They believe that this hinders the ability of provinces to develop their own local response to emissions at a "level that best suits the delicate responses required by diverse countries. ”No climate-
Whether in favor of or against federal carbon pricing, all parties recognize climate change as a real problem.
"The factual record submitted to the court confirms that climate change caused by man-made greenhouse gases GHG]
"Emissions are one of the big problems that exist in our time," Richards wrote . ".
"All participants in these procedures accept the urgent importance of limiting such emissions.
"Greenhouse gases are gases that are absorbed and reabsorbed.
Emission of infrared radiation, the most common of which is carbon dioxide [CO2]
Ottenbreit and Caldwell wrote.
"Greenhouse gases are an important contributor to climate change.

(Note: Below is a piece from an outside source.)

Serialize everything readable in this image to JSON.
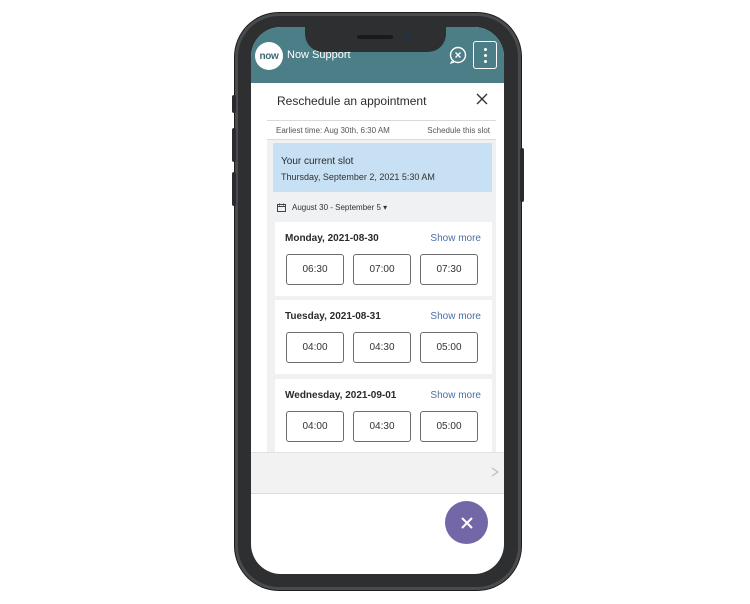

Therefore, both parties and intervenors agreed that the government of Canada and the provinces must take measures to reduce the man-made emissions of greenhouse gases.
"Because there is no attorney general who questions the cause and effect of man-made greenhouse gases on climate change, nor does anyone question the need to reduce the attendant and presence of human greenhouse gas emissions, there is no dispute over the proof or authenticity of these facts.
That is to say, they are proved to be true.
Newman, a constitutional law expert at the University of the province of SA, said that while the provincial government will not be satisfied with the result, it is a rebuttal for those who say there are no cases in the province.
Meanwhile, Newman said in an interview Friday that the federal government has achieved the results it wants, although most people have rejected its main argument --
National attention to climate change gives it the right to intervene within provincial jurisdiction.
Constitutional expert John White, honorary professor at the University of Regina, agreed that the objectors would be comforted by the fact that two judges supported their faith, prime Minister Trudeau can continue to claim that a carbon tax is an effective regulatory measure.
Both White and Newman noted that such reference cases were not technically binding.
"In theory, it should weigh less than the decision, but believe me, it doesn't," White said . ".
The next provincial governor, Scott Mo, told reporters in Regina on Friday afternoon that his government would file an appeal notice with the Supreme Court of Canada, which must be in about 30 days.
Provincial Attorney General and Attorney General Don Morgan wants the Supreme Court to hear the appeal before the federal election, but admits it is unlikely.
At the same time, the Ministry of Education said the province will continue to implement its grassland resilience plan, which the province promotes as an alternative to federal policy, such as the carbon emissions support plan that came into effect this year.
Newman noted that similar cases are being heard in courts in other jurisdictions.
I will study these two judgments carefully.
"It will be sent to the Supreme Court. (
Friday's decision was)
The first word on the question, not the last word on the question, "Newman said.
"No matter what (
(Court of Appeal in other provinces)
Say, yes or no, then it will go to the Supreme Court of Canada, "White agreed.
"I think if our provincial Court of Appeal says, 'No, the carbon tax is fully constitutional, 'then the Supreme Court (would say)
"Well, we are not dealing with it;
The whole record is clear.
You don't need us, "White added.
"I don't think this will happen.
I think in the end it will go to the Supreme Court of Canada and we will get a ruling from the Supreme Court of Canada.
Whyte said: "No matter what decision the Supreme Court makes, it will be similar to a reference case
Technically not binding, but with weight.
"If the Supreme Court of Canada finally says this is an act of the federal government exercising regulatory power in violation of the Constitution, yes, they have to stop," White said . ". —
With Alex McPherson, the reverse hook Pacholik, Austin.